According to Selvin, a problem with the crystal structure is that it only offers a static snapshot of what the protein looks like and provides only limited information about how different parts of the protein move. Another concern is that the conditions used to obtain protein crystals sometimes alter the original structure of the protein.
In the new study, postdoctoral researcher David Posson worked with Selvin to put the models of voltage sensor movement to the test.
They studied the voltage sensor segment in a specific ion channel called the Shaker potassium channel. This protein was first discovered in fruit flies after researchers observed that a mutation in the channel caused the flies to vigorously shake.
To preserve channels in their original state, Posson studied ion channels inserted into the membranes of frog eggs. He tested the two models using a fluorescence technique called Lanthanide resonance energy transfer (LRET) which allowed him to measure small movements in proteins. The technique involves the use of a special pair of molecular bulbs that glow either brightly or dimly depending on how far apart they are. The measurement is sensitive to movements as small as one-billionth of a meter. Posson also needed a way to control the voltage across the membrane.
He used an approach called electrophysiology that involves inserting electrodes into the frog egg.
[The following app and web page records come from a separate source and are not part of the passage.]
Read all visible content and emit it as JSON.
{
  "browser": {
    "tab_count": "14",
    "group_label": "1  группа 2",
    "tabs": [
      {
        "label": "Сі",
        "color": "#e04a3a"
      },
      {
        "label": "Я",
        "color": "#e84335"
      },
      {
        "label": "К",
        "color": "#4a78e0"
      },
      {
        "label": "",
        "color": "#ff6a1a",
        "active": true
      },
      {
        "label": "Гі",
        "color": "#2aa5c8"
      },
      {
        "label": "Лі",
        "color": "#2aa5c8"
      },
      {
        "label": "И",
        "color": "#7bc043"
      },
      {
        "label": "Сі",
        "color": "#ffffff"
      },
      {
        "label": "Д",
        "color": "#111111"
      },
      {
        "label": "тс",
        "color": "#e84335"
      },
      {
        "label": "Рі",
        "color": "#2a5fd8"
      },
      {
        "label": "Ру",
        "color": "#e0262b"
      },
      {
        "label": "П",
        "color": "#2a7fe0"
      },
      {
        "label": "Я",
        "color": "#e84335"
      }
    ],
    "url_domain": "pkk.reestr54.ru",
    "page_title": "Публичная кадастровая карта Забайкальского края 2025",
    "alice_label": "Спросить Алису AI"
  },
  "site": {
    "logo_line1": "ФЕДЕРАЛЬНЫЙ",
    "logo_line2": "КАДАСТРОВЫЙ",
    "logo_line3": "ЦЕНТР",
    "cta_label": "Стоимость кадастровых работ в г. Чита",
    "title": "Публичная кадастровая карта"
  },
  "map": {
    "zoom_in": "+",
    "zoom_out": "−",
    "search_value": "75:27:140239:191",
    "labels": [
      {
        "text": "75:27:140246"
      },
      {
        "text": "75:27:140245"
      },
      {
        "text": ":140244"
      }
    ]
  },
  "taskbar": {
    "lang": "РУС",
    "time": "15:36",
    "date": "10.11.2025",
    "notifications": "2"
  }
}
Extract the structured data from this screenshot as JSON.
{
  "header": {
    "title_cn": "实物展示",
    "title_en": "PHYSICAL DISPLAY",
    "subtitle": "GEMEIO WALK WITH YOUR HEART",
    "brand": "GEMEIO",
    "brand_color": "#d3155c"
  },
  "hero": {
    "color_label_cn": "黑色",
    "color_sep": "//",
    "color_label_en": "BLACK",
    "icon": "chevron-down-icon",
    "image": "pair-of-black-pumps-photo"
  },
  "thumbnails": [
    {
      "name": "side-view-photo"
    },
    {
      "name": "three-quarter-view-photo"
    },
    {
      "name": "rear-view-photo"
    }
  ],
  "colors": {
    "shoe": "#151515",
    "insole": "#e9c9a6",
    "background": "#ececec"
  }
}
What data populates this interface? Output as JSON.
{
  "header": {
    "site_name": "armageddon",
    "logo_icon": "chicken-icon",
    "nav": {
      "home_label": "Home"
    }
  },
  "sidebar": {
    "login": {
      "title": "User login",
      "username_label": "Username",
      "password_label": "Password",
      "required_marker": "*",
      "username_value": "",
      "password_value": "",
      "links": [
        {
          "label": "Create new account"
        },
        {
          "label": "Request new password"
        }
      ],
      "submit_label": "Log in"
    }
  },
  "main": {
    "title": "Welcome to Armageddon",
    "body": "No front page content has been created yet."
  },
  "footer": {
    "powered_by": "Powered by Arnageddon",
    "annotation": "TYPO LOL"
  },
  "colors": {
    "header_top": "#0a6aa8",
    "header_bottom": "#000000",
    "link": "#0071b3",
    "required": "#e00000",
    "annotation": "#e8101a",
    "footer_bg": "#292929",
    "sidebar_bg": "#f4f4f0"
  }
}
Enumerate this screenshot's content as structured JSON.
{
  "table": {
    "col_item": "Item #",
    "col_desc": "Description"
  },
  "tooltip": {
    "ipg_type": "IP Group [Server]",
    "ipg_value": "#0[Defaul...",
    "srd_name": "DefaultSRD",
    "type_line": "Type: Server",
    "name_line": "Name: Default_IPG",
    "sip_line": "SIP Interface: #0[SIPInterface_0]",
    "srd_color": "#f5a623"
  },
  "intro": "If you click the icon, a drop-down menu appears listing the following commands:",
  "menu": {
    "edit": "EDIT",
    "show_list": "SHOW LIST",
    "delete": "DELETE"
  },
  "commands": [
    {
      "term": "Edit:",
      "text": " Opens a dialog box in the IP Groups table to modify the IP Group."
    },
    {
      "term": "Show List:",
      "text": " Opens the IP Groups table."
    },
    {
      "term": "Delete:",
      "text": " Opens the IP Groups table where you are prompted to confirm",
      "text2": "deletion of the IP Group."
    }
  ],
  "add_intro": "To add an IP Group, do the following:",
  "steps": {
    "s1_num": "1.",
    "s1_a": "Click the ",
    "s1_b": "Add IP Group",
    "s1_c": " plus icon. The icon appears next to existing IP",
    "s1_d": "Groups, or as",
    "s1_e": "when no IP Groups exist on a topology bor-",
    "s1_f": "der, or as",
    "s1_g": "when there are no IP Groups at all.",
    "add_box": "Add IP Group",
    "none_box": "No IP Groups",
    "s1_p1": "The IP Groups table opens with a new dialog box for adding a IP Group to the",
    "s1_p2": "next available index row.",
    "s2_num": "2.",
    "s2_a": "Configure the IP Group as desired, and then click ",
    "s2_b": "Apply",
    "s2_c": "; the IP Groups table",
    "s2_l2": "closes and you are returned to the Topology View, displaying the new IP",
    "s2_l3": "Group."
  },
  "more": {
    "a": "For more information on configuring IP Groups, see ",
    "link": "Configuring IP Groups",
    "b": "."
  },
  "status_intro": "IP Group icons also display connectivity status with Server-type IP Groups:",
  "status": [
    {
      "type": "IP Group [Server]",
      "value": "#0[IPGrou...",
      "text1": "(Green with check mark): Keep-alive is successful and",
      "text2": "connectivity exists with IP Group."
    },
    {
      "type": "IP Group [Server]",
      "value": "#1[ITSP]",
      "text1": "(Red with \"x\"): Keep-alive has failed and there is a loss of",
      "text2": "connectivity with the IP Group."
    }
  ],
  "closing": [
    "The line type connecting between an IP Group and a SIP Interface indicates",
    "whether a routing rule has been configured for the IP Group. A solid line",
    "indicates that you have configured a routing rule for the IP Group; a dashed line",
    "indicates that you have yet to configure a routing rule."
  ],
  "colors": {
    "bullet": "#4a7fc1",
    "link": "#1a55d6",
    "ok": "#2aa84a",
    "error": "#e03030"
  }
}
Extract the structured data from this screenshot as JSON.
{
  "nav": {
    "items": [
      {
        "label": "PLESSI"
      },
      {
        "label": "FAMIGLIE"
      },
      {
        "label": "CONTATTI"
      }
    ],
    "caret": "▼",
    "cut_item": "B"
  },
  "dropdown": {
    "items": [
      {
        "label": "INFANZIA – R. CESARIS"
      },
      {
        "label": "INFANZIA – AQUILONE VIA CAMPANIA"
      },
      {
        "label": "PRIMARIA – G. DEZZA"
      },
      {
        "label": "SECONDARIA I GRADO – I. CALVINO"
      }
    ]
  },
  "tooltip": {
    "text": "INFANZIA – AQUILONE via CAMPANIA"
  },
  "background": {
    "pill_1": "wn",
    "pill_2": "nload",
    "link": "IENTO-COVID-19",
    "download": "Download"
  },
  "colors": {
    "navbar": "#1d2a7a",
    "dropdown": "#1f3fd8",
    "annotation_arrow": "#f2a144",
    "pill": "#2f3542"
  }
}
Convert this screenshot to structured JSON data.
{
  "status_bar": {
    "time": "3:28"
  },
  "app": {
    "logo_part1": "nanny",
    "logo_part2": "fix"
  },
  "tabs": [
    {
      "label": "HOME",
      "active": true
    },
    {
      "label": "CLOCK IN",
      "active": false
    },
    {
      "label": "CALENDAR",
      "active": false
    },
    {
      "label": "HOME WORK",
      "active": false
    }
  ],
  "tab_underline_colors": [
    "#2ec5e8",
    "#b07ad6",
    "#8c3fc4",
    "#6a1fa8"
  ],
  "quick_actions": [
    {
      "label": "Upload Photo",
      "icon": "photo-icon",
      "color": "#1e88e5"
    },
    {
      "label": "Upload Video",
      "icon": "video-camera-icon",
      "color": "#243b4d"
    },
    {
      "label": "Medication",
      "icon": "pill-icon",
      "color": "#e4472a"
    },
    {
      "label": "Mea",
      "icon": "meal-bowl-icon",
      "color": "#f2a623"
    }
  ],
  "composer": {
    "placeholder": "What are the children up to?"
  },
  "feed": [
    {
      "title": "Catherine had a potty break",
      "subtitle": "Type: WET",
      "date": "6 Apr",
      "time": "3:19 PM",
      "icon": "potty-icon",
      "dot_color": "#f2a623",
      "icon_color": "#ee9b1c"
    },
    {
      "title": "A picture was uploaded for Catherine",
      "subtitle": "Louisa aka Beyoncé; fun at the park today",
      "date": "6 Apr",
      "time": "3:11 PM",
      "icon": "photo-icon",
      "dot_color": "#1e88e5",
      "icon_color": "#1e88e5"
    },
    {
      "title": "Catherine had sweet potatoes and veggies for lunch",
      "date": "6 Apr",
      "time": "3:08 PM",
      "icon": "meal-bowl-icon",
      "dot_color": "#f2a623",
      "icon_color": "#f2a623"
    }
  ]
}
This gave him the ability to change the voltage across the membrane and regulate channel opening.
"Our approach brings together two distinct biophysical techniques, electrophysiology and fluorescence, which have been independently useful for the study of proteins," Posson said.
|Contact: Kaushik Ragunathan|
University of Illinois at Urbana-Champaign